Middle English Poetry

Burrow’s chapter on Middle English poetry attempts, ambitiously, to survey the variety of later medieval laudatory verse and continues to anatomies its formal features. The chapter presents a series of brief snapshots of praise poetry, including what is termed the ‘here-and-now’ type: panegyric verse on noteworthy individuals and on the nobility and royalty. Burrow pauses to note that there is a far less developed tradition of the latter than we find in the early modern period with Tudor and Stuart myth-making. Surprisingly, given Burrow’s earlier published work, there is little mention here of Thomas Sabo Jewellery the advice for princes genre and its exponents, such as Thomas Hoccleve. The chapter goes on to touch upon love lyrics and Marian verse, and historical narrative poetry. With the latter material Burrow defends both the alliterative Morte Darthur and Sir Garvain and the Green Knight against charges that each poet is wholly critical of their principal hero, and concludes that the capacity for praise and blame coexists in medieval poetry in equal measure.

Chaucer is afforded his own chapter in this book and Burrow again considers the formal details of the poet’s panegyric verbal palette before tackling the works themselves. As Jill Mann noted long ago, Chaucer demonstrates an ability to combine the ‘affective tendencies of admiration and vituperation’ that complicate our understanding and judgment of his characters. The Canterbury Tales provides ample examples of such a combination but it is The House of Fame and Book of the Duchess that best demonstrate the sophistication of Chaucerian panegyric at work. The former exemplifies the poet’s general scepticism regarding the source of Thomas Sabo Bracelets praise and fame whilst the latter is the only extant epideictic work addressed to a specific contemporary, John of Gaunt. Troilus and Criseyde constitute the most extended treatment of praise and blame and Burrow again offers a balanced reading of both aspects of the poem.

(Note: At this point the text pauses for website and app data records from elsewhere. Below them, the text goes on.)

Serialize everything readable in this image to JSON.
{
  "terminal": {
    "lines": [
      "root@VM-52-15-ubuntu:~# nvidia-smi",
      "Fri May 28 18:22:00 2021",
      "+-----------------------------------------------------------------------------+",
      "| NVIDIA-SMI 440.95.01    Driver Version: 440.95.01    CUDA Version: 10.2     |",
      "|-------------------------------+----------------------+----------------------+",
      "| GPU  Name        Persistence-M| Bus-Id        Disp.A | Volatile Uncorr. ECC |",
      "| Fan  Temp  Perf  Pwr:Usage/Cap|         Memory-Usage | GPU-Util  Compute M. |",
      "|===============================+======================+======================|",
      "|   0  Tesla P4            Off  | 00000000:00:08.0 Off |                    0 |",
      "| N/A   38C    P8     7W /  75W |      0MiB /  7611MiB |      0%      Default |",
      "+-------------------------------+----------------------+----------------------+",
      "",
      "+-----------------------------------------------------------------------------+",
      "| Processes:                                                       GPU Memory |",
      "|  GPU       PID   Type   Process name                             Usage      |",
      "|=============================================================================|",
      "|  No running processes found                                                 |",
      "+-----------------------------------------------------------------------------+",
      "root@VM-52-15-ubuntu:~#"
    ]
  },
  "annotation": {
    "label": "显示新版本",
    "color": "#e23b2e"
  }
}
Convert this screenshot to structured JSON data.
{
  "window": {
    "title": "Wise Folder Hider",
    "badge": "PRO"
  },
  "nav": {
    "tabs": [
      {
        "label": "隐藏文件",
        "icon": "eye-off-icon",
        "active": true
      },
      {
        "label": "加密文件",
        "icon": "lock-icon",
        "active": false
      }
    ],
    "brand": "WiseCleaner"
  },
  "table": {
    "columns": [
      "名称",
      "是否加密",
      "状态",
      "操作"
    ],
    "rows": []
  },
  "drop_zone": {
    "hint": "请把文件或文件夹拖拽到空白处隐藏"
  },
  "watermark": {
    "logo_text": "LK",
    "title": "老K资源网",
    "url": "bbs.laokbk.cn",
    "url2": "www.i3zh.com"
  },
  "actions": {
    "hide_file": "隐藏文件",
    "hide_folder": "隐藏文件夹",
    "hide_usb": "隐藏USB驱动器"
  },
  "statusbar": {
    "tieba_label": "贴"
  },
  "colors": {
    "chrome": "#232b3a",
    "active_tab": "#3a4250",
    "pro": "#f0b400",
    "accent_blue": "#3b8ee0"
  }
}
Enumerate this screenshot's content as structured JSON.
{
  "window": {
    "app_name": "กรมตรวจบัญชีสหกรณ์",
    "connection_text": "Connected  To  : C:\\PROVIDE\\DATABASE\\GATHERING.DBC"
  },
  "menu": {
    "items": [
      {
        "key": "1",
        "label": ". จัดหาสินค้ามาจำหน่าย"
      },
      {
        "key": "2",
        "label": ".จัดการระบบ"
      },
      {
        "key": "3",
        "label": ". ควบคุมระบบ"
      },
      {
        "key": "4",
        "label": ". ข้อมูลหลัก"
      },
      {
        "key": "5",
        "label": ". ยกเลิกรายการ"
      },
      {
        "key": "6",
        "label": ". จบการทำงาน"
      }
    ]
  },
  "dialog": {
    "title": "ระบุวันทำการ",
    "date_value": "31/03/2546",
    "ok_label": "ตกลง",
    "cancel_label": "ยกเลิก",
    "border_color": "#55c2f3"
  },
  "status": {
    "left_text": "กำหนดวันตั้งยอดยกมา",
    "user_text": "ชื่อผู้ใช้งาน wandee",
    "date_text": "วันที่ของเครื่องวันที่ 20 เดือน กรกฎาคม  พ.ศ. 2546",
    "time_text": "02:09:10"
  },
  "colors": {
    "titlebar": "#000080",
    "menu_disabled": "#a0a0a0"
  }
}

Appended to the three medieval chapters is a curious shorter chapter on two ‘modern instances’ of laudatory poetry, which offers a whistle-stop tour of the praise of kings and warriors ranging widely from the Anglo Saxon period to the twentieth century, taking in Spenser, Milton, Wordsworth, Byron, Tennyson and the contemporary renditions of classical epic seen in Christopher Logue’s superb War Music (1981). One is not entirely sure as to the function of this final chapter since it moves too rapidly to offer anything more than passing reference to individual poets and misses the opportunity to begin discussing the vexed issues of the doubleness and ambiguity of praise in the works of Spenser and Marvell. What emerges from this chapter, however, is a broader chronological observation that medieval poetry on the whole shows little interest in the didactic intention and potential of praise poetry of the kind found later in early modern sources such as The Faerie Queene.

The cover blurb to this book professes that the study spans two thousand years, from Pindar to Logue, and whilst this is technically true it must be stressed that the focus here overwhelmingly is on medieval poetry. Although the range of material Burrow attempts to encompass is impressively broad, one never gets the sense that this book is intended as an all-inclusive, comprehensive study. A single chapter of forty pages covering the poetry of praise in the middle Ages is incredibly short and perforce restrictive. It is of a similar length to the treatment of rhetoric and panegyric found in the many companions to Middle English now available, and does not appear to be breaking any new critical ground. The chapters on Old English and Chaucer equally seem to revisit familiar critical standpoints and are fundamentally more descriptive than analytical. Too often the conclusion that a poet offers both praise and blame leaves one in a disappointingly prosaic critical holding-pattern not because we are eager for ironic interpretations but because it only gestures towards a poetics of equivocation that would benefit from more nuanced case-studies. As such, this book is of most use as a source of examples for someone perhaps a postgraduate student seeking an overview of materials to go off and explore in far more depth.